“My birthday falls on the same day as the reformer Martin Luther,” he writes facetiously on his blogger. “Does this make me someone who gets to be chased around like he is a heretic or is it just a weird coincidence?”

Some 200 supporters join him in the Salem outreach from all over the world. There are “dream interpreters” who appeal to this New Age generation. There are healers who pray for miracles. There are “Psalm” readers. Not every song played on Wyman’s “Fountain Stage” is overtly Christian. Their method is the subtlety of poetry, not a sledgehammer of truth.

Wyman calls this type of outreach “embedding” Christianity in the culture and points to a long history of apologetics that try to make the gospel palatable to non-believers, hailing from the early Christians who adapted the message to address the prevailing ideas of Greek philosophers in the 1st century.

Wyman’s Fountain Stage offers a positive alternative to the fiendish festivities at Haunted Happenings in Salem

It is common for pastors to talk about getting the gospel outside the four walls of the church. Wyman would blast down those walls with revolutionary fervor.

Ironically, it’s Wyman’s followers who get into shouting matches with militaristic street-preachers who descend on Salem to preach at the witches.

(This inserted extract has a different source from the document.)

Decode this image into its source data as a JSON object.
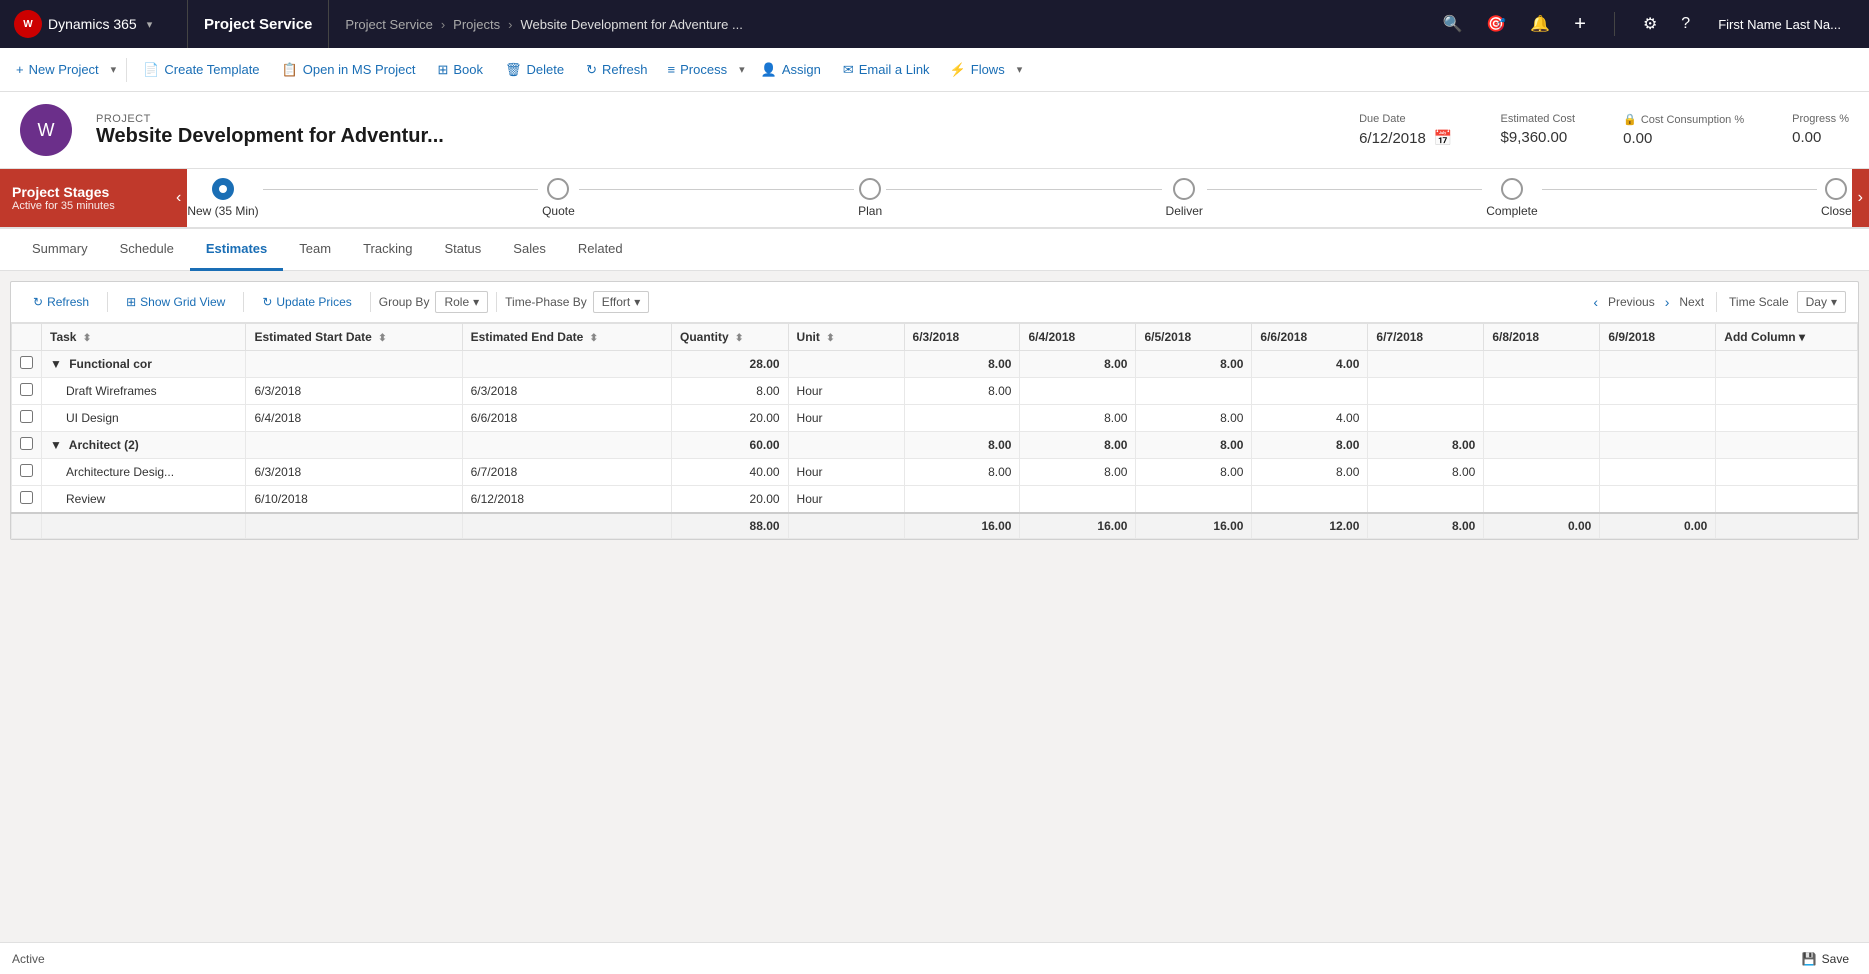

The last thing witches need is more rejection from the church, they reason.

“I typically have to remind the costumed monks to remain peaceful, and not to get caught up in the shouting matches,” Wyman told Patheos. “But alas, that doesn’t always keep the emotions down.”

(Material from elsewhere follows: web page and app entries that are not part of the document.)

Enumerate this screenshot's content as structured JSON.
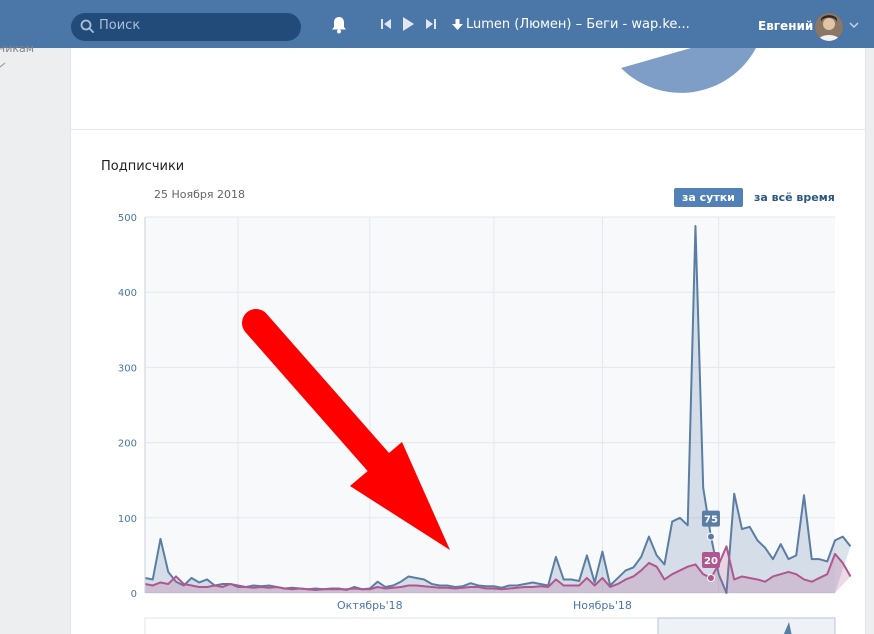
{
  "topbar": {
    "search_placeholder": "Поиск",
    "track_title": "Lumen (Люмен) – Беги - wap.ke...",
    "user_name": "Евгений"
  },
  "sidebar": {
    "partial_item": "никам"
  },
  "section": {
    "title": "Подписчики",
    "date": "25 Ноября 2018",
    "btn_day": "за сутки",
    "btn_all": "за всё время"
  },
  "colors": {
    "topbar": "#4a76a8",
    "series_total": "#5a7ea3",
    "series_new": "#b0578f",
    "arrow": "#ff0000"
  },
  "chart_data": {
    "type": "area",
    "x": [
      1,
      2,
      3,
      4,
      5,
      6,
      7,
      8,
      9,
      10,
      11,
      12,
      13,
      14,
      15,
      16,
      17,
      18,
      19,
      20,
      21,
      22,
      23,
      24,
      25,
      26,
      27,
      28,
      29,
      30,
      31,
      32,
      33,
      34,
      35,
      36,
      37,
      38,
      39,
      40,
      41,
      42,
      43,
      44,
      45,
      46,
      47,
      48,
      49,
      50,
      51,
      52,
      53,
      54,
      55,
      56,
      57,
      58,
      59,
      60,
      61,
      62,
      63,
      64,
      65,
      66,
      67,
      68,
      69,
      70,
      71,
      72,
      73,
      74,
      75,
      76,
      77,
      78,
      79,
      80,
      81,
      82,
      83,
      84,
      85,
      86,
      87,
      88,
      89,
      90
    ],
    "x_ticks": [
      {
        "index": 29,
        "label": "Октябрь'18"
      },
      {
        "index": 59,
        "label": "Ноябрь'18"
      }
    ],
    "ylim": [
      0,
      500
    ],
    "yticks": [
      0,
      100,
      200,
      300,
      400,
      500
    ],
    "grid": true,
    "series": [
      {
        "values": [
          20,
          18,
          72,
          28,
          15,
          10,
          20,
          14,
          18,
          10,
          12,
          12,
          8,
          8,
          10,
          9,
          10,
          8,
          6,
          7,
          6,
          5,
          6,
          5,
          6,
          6,
          4,
          8,
          5,
          6,
          15,
          8,
          10,
          15,
          22,
          20,
          18,
          12,
          10,
          10,
          8,
          9,
          13,
          10,
          9,
          9,
          7,
          10,
          10,
          12,
          14,
          12,
          10,
          48,
          18,
          18,
          16,
          50,
          14,
          55,
          10,
          20,
          30,
          34,
          48,
          75,
          50,
          38,
          95,
          100,
          90,
          488,
          140,
          75,
          25,
          0,
          132,
          85,
          88,
          70,
          60,
          45,
          65,
          45,
          50,
          130,
          45,
          45,
          42,
          70,
          75,
          62
        ]
      },
      {
        "values": [
          12,
          10,
          14,
          12,
          22,
          12,
          10,
          8,
          8,
          10,
          8,
          12,
          10,
          8,
          7,
          8,
          7,
          8,
          6,
          5,
          6,
          5,
          4,
          5,
          5,
          5,
          5,
          6,
          5,
          5,
          8,
          6,
          7,
          8,
          10,
          10,
          9,
          8,
          7,
          7,
          6,
          7,
          8,
          8,
          6,
          6,
          5,
          6,
          7,
          8,
          8,
          9,
          8,
          18,
          10,
          10,
          10,
          20,
          10,
          20,
          8,
          12,
          18,
          22,
          30,
          40,
          35,
          18,
          25,
          30,
          35,
          38,
          25,
          20,
          38,
          62,
          18,
          22,
          20,
          18,
          15,
          22,
          25,
          28,
          25,
          18,
          15,
          20,
          25,
          52,
          40,
          22
        ]
      }
    ],
    "annotations": [
      {
        "index": 73,
        "series": 0,
        "label": "75"
      },
      {
        "index": 73,
        "series": 1,
        "label": "20"
      }
    ]
  }
}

Wyman is building, not burning, bridges – or witches.

Wyman’s atypical outreach to the witches has gone on for 19 years. His successes in making inroads into the neo-pagan world has led him to take his show on the road. He’s now a regular at the Burning Man festival in the Nevada Desert, at Stonehenge for the Solstice and at the New Agey Glastonbury Festival. He hits about 20 festivals all year.

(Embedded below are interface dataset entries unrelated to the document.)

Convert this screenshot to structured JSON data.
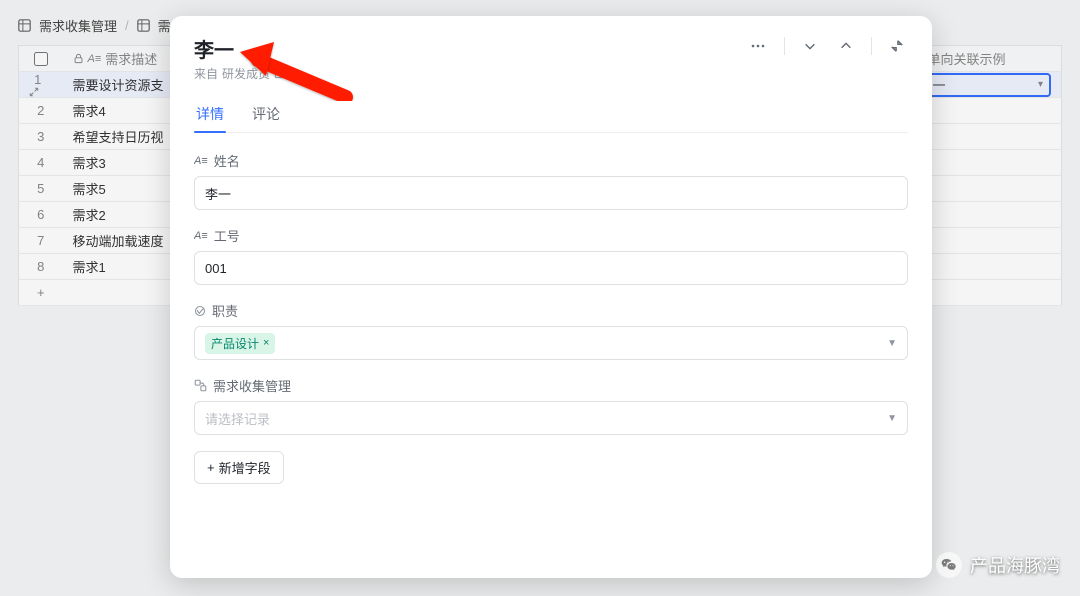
{
  "crumbs": {
    "first": "需求收集管理",
    "second": "需求"
  },
  "table": {
    "col_desc": "需求描述",
    "col_link": "单向关联示例",
    "rows": [
      {
        "idx": 1,
        "name": "需要设计资源支",
        "link": "李一",
        "selected": true
      },
      {
        "idx": 2,
        "name": "需求4"
      },
      {
        "idx": 3,
        "name": "希望支持日历视"
      },
      {
        "idx": 4,
        "name": "需求3"
      },
      {
        "idx": 5,
        "name": "需求5"
      },
      {
        "idx": 6,
        "name": "需求2"
      },
      {
        "idx": 7,
        "name": "移动端加载速度"
      },
      {
        "idx": 8,
        "name": "需求1"
      }
    ],
    "add_icon": "+"
  },
  "modal": {
    "title": "李一",
    "from_label": "来自",
    "from_target": "研发成员",
    "tabs": {
      "detail": "详情",
      "comment": "评论"
    },
    "fields": {
      "name_label": "姓名",
      "name_value": "李一",
      "id_label": "工号",
      "id_value": "001",
      "role_label": "职责",
      "role_tag": "产品设计",
      "link_label": "需求收集管理",
      "link_placeholder": "请选择记录"
    },
    "add_field": "新增字段"
  },
  "watermark": "产品海豚湾"
}
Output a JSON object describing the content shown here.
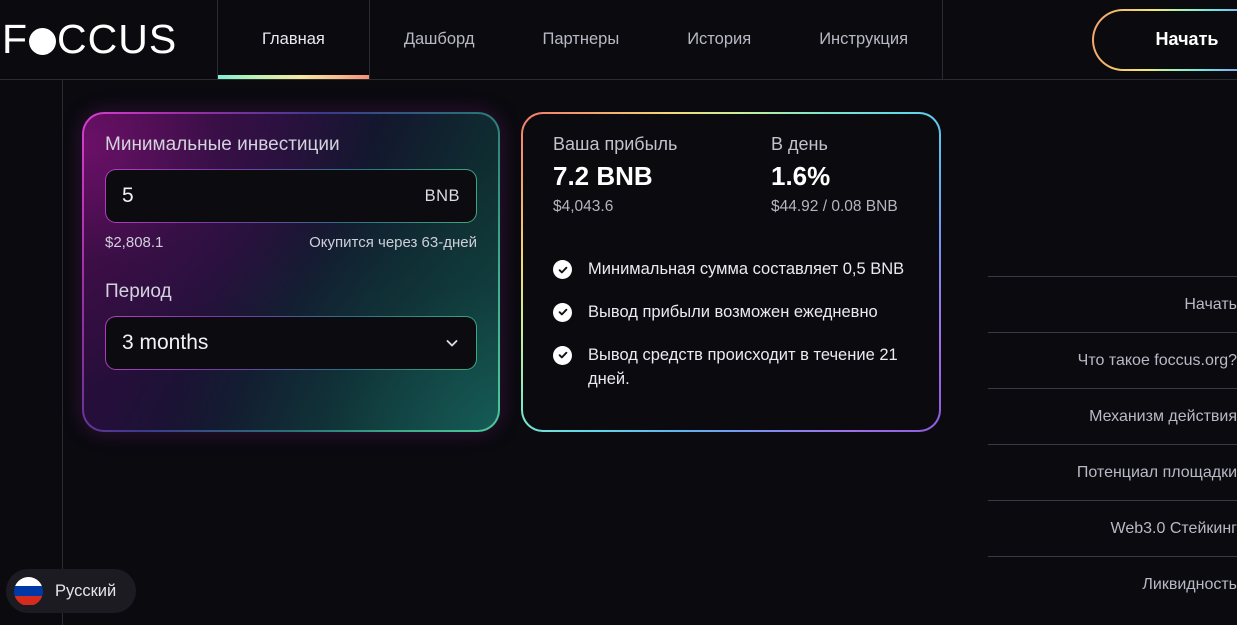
{
  "header": {
    "logo": {
      "prefix": "F",
      "dot": "o",
      "suffix": "CCUS"
    },
    "nav": [
      {
        "label": "Главная",
        "active": true
      },
      {
        "label": "Дашборд",
        "active": false
      },
      {
        "label": "Партнеры",
        "active": false
      },
      {
        "label": "История",
        "active": false
      },
      {
        "label": "Инструкция",
        "active": false
      }
    ],
    "cta_label": "Начать"
  },
  "calculator": {
    "amount_label": "Минимальные инвестиции",
    "amount_value": "5",
    "amount_unit": "BNB",
    "amount_usd": "$2,808.1",
    "payback_text": "Окупится через 63-дней",
    "period_label": "Период",
    "period_value": "3 months",
    "period_icon": "chevron-down-icon"
  },
  "profit": {
    "stats": [
      {
        "label": "Ваша прибыль",
        "value": "7.2 BNB",
        "sub": "$4,043.6"
      },
      {
        "label": "В день",
        "value": "1.6%",
        "sub": "$44.92 / 0.08 BNB"
      }
    ],
    "bullets": [
      {
        "icon": "check-circle-icon",
        "text": "Минимальная сумма составляет 0,5 BNB"
      },
      {
        "icon": "check-circle-icon",
        "text": "Вывод прибыли возможен ежедневно"
      },
      {
        "icon": "check-circle-icon",
        "text": "Вывод средств происходит в течение 21 дней."
      }
    ]
  },
  "toc": {
    "items": [
      {
        "label": "Начать"
      },
      {
        "label": "Что такое foccus.org?"
      },
      {
        "label": "Механизм действия"
      },
      {
        "label": "Потенциал площадки"
      },
      {
        "label": "Web3.0 Стейкинг"
      },
      {
        "label": "Ликвидность"
      }
    ]
  },
  "language": {
    "icon": "russia-flag-icon",
    "label": "Русский"
  },
  "colors": {
    "background": "#0a0a0f",
    "accent_mint": "#7fefd5",
    "accent_yellow": "#f5e79e",
    "accent_salmon": "#f78f7a",
    "accent_magenta": "#d83fd0",
    "accent_teal": "#4fc79a",
    "divider": "#2b2b33"
  }
}
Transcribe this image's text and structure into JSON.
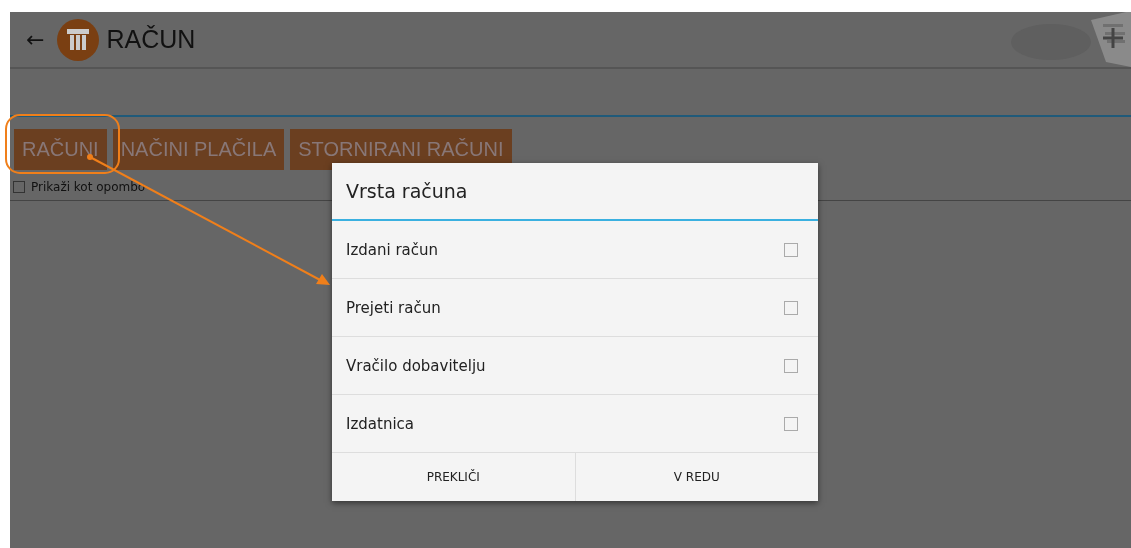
{
  "app_bar": {
    "back": "←",
    "title": "RAČUN"
  },
  "tabs": [
    "RAČUNI",
    "NAČINI PLAČILA",
    "STORNIRANI RAČUNI"
  ],
  "option": {
    "label": "Prikaži kot opombo",
    "checked": false
  },
  "dialog": {
    "title": "Vrsta računa",
    "items": [
      {
        "label": "Izdani račun",
        "checked": false
      },
      {
        "label": "Prejeti račun",
        "checked": false
      },
      {
        "label": "Vračilo dobavitelju",
        "checked": false
      },
      {
        "label": "Izdatnica",
        "checked": false
      }
    ],
    "buttons": [
      "PREKLIČI",
      "V REDU"
    ]
  }
}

“Witches all over the world know us because I was persecuted like them. It’s kind of become our calling card: we’re the church that befriended the witches,” he said. “We stood up for them. They’re not eating children. They’re not trying to infiltrate your church.”

With a steampunk hat and a mellifluous baritone voice, Wyman comes off as an avuncular friend to anyone. He writes sonnets, smokes cigars and indulges a host of activities that might be frowned upon by uptight Christians. He’s learned to weather the criticism with a cultivated nonchalance. After all, his aim is to reach sinners, not play up to ecclesiastical standards.

A California native, Wyman studied theology at Escondido Bible College and Fuller Seminary. He first pastored in 1985 in Carlsbad, California. Then in 1999 he moved to Salem, Massachessetts, pop. 40,000, infamous for the 1690s witch-hunt that was vilified by Nathanael Hawthorne’s The Scarlet Letter and Arthur Miller’s The Crucible.

Almost immediately he launched the Halloween outreach, promising the city fathers they would eschew picketing and protesting. Instead, they would create carnival fun and offer free hugs.

“I was surprised how amenable the city was allow us to do whatever crazy thing we thought up, and it has only grown over the years,” he said. “We talk about Jesus, and are open about being Christians. It is all very gentle and graceful.”

Wyman relies on donations and grants to fund his more than 10,000 cups of cocoa handed out in Salem in the month of October – as well as his travels around the world to present the gospel in creative ways. To dedicate his energies full-time to festivals, he recently stepped down as pastor of the Gathering church, which is small at about 50.

“I don’t think I have the capability of converting anyone,” Wyman said. “I don’t look at the Christian salvation thing as a sales pitch. That’s God’s job. I talk about practical things. Why can’t I just have a regular relationship and talk about the Red Sox?”

Michael Ashcraft founded the Liceo Bilingüe La Puerta Christian school in Guatemala.

2 COMMENTS

  1. I met Phil Wyman a few months ago, who visited me at my church, Little Church by the Sea in Laguna Beach, arranged by a mutual fiend. He is exactly as the article portrayed him – on the fringe of the professional church, loves people, and has a most unorthodox ministry. I liked him and enjoyed our time together…Pastor Jay Grant

LEAVE A REPLY

Please enter your comment!
Please enter your name here